Sun Jul 4th, 2010 at 07:01:41 PM EST
One of the main gaming tables in the pre-bust Icelandic financial casino were loans denominated in ISK but with interest indexed to other currencies. The Iceland Supreme Court has declared that indexing to be illegal; Iceland law requires that loans denominated in ISK must be indexed in ISK. That done, there is a big debate on about who gets stuck with the bill for reforming these loans. There is a lot of chest-thumping obscuring things, but it really comes down to this: Who was more responsible for making sure the loan was right at the start, the borrower or the lender? I've chimed in at a few sites, but the following is taken from a series of chimes at The Iceland Weather Report.
For more information on the Alcoa development, see my earlier diary post.
When Alcoa started throwing money, the economy heated up real fast, and the government had taken no steps in anticipation of it, since the Independence Party loves its Austro-Chicago Economics Kool-Aid. To head this off, the government jacked rates, which created an enormous arbitrage spread between ISK and the rest of the world, since everyone else was desperate to hold rates down. Financial players were looking for ISK paper the way a junkie looks for a fix. That's why the loans were denominated in ISK even though they were pegged off shore: The lenders wanted the paper to play the spread, occasionally to hold but typically to flip on the secondary or derivative markets.
There were just two, teeny tiny problems with this financial nirvana. First, arbitrage spreads always close. This one slammed shut in dramatic fashion. Second, as the Supreme Court has now pointed out, the interest calculation on these loans is illegal, since ISK loans require ISK-based interest calculations. This would have defeated the lenders' purpose, though. They didn't want Icelandic paper; they wanted ISK paper. They knew what they wanted, they took the risk, and they wrote the loans accordingly. And they got away with it, at least for a time, as the government viewed "regulatory enforcement" as being on par with "baby rape" (and it was far from the only government to hold such an attitude). But that was then, this is now, and the piper must be paid. Those loans must be rewritten.
Then there were some comments, there and elsewhere, about how the borrowers should have been responsible for understanding the risks of foreign currency indexing. My response to what I consider a red herring argument:
Yes, swimming in international waters can wreck you really quickly. Just ask the small, US farmers who were thrown into international markets over the last 40 years by federal ag policy and then plowed under.
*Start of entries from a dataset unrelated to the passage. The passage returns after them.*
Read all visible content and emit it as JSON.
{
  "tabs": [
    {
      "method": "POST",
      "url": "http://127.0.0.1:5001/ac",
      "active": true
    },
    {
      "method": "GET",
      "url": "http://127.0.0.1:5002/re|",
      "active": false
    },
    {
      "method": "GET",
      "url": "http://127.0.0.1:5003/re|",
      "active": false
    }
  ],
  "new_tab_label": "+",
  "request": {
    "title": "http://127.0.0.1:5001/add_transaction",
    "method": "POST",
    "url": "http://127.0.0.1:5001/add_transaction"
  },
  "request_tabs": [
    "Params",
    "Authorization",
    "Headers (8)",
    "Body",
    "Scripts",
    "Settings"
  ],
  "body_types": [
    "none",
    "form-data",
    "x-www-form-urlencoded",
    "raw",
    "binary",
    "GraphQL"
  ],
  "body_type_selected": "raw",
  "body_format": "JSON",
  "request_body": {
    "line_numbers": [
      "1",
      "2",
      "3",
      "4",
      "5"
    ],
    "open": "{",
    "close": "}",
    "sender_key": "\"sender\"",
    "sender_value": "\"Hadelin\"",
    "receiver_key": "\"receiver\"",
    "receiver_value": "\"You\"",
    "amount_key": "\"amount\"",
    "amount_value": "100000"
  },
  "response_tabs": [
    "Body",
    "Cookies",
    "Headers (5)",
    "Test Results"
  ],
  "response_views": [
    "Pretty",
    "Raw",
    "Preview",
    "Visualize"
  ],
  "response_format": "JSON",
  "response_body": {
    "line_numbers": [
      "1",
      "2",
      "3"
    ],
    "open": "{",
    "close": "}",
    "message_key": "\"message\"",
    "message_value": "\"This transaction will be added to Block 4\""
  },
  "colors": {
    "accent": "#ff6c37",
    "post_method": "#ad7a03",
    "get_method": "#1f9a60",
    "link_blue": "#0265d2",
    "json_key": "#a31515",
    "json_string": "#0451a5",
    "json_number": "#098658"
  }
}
But simply to say that the loans were extremely risky and therefore a bad idea and the borrowers shouldn't have entered into them doesn't fly. After all, the loans were illegal too, but no one seemed to be paying much heed to that.
The issue was, as it always is, the power to access and apply information. There is an inherent disparity in power between a commercial lender and a consumer borrower, which is why we have consumer protection laws. On one hand you have library and online articles about risk, many of which the borrower can't understand. On the other hand you have the lender across the table, gainsaying those articles. And the lender has a legal obligation to make disclosures, but here's USD50 against a doughnut hole that either those disclosures were not made or were buried on page 93 in 4 pt. type. Either is a violation of the law.
The lenders wrote these loans, they denominated and indexed them for their own purposes, and they knew or should have known the indexing was illegal. They put out an illegal product, and they should have to pay to remediate it, the same as an auto manufacturer who puts cars with bad brakes on the road. The alternative is to say to the lenders, "You made illegal loans and you illegally failed to make disclosures in order to close those loans, but we're going to make the borrowers or the taxpayers cover you." Talk about moral hazard.
In a consumer loan transaction, if the table was tilted toward you at closing, you're at the front of the line to fix whatever goes wrong, and it's your job to convince everyone otherwise.
P.S. If you want serious information about this, check Bjarni Kristjansson's comment in the IWR link I provided above.
P.P.S. If you're just a sock puppet for Hannes Holmsteinn and his ilk, don't expect me to treat you civilly.